In the run-up to Halloween, jack-o’-lanterns are such a familiar sight outside homes that it’s all too easy to think of pumpkins as purely decorative, and overlook their culinary uses. One of the most delicious ways to enjoy these marvellous yet underappreciated members of the squash family is to make a simple, seasonal pumpkin soup.
Giant field pumpkins grown for carving tend to taste watery and bland. When you want to cook pumpkin, look instead for smaller, denser, more flavourful varieties. Pumpkins intended for cooking are a diverse bunch – you’ll be spoilt for choice. For pumpkin soup recipes such as ours, the silver-skinned Crown Prince, pinkish Galeux d’Eysines, speckled Carnival and deep orange, delightfully named Cinderella pumpkin (also called Rouge Vif d’Etampes) are excellent choices. The highest quality, tastiest pumpkins will feel firm and have no blemishes.
Pumpkin soup is not only wonderfully warming but also nutritious.

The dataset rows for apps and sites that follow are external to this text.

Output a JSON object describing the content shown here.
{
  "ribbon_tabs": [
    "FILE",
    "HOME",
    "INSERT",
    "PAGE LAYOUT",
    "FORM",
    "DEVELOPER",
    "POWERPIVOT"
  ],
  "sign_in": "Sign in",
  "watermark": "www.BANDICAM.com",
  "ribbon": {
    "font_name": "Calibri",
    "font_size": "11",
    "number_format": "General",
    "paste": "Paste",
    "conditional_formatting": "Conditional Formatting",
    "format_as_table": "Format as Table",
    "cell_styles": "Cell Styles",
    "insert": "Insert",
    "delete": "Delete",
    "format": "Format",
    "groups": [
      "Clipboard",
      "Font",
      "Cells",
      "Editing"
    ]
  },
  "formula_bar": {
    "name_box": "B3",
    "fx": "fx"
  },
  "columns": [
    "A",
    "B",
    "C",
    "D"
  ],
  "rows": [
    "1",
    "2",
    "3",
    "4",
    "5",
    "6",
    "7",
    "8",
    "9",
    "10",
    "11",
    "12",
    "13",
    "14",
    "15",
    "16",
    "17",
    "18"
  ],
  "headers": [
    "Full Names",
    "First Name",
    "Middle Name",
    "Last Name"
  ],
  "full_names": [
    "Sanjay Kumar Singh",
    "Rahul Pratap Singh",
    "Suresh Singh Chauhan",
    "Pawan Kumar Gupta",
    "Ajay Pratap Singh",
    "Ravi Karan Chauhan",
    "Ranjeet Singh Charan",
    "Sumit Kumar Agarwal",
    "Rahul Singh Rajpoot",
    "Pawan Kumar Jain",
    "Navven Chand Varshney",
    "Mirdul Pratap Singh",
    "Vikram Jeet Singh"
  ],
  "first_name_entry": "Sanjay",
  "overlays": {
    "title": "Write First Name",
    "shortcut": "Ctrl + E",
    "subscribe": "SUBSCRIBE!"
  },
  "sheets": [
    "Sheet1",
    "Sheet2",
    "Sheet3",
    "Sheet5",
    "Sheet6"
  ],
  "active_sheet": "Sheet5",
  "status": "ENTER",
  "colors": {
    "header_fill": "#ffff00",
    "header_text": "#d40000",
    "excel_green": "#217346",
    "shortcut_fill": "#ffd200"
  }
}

That’s because pumpkins are a great source of potassium (vital to the cardiovascular system), bone-strengthening calcium, beta carotene (which your body converts to immune system-boosting vitamin A) and vitamin C (needed to help protect cells).
If you feel daunted by the idea of preparing pumpkin, don’t worry. With the right technique, it’s straightforward. Begin by washing the pumpkin and drying it thoroughly. For extra stability, cover your chopping board with a damp tea towel before topping and tailing the pumpkin. Next, remove the skin with a knife or peeler and cut the pumpkin in half. Scoop out the seeds and stringy pulp, so that you’re left with just the flesh. To really get the most out of your pumpkin, you can wash, dry and toast its seeds to make a crunchy topping for the soup.
Pumpkin has few calories: only 26 per 100 g, on average (compare that to 77 for the same amount of potato). To make this pumpkin soup more indulgent, swap the milk for cream – but add it after the soup has been cooked and blended or else it’ll curdle. If you follow a vegan diet, it’s worth noting that unsweetened soya milk and plain soya yogurt are good substitutes for the milk and crème fraiche garnish. The tart flavour of crème fraiche (or Greek yogurt, for a lighter option) and plain soya yogurt creates a pleasing contrast with pumpkin’s sweet, nutty taste.
Our recipe makes enough pumpkin soup to feed the whole family or your kids and their friends before they go trick-or-treating!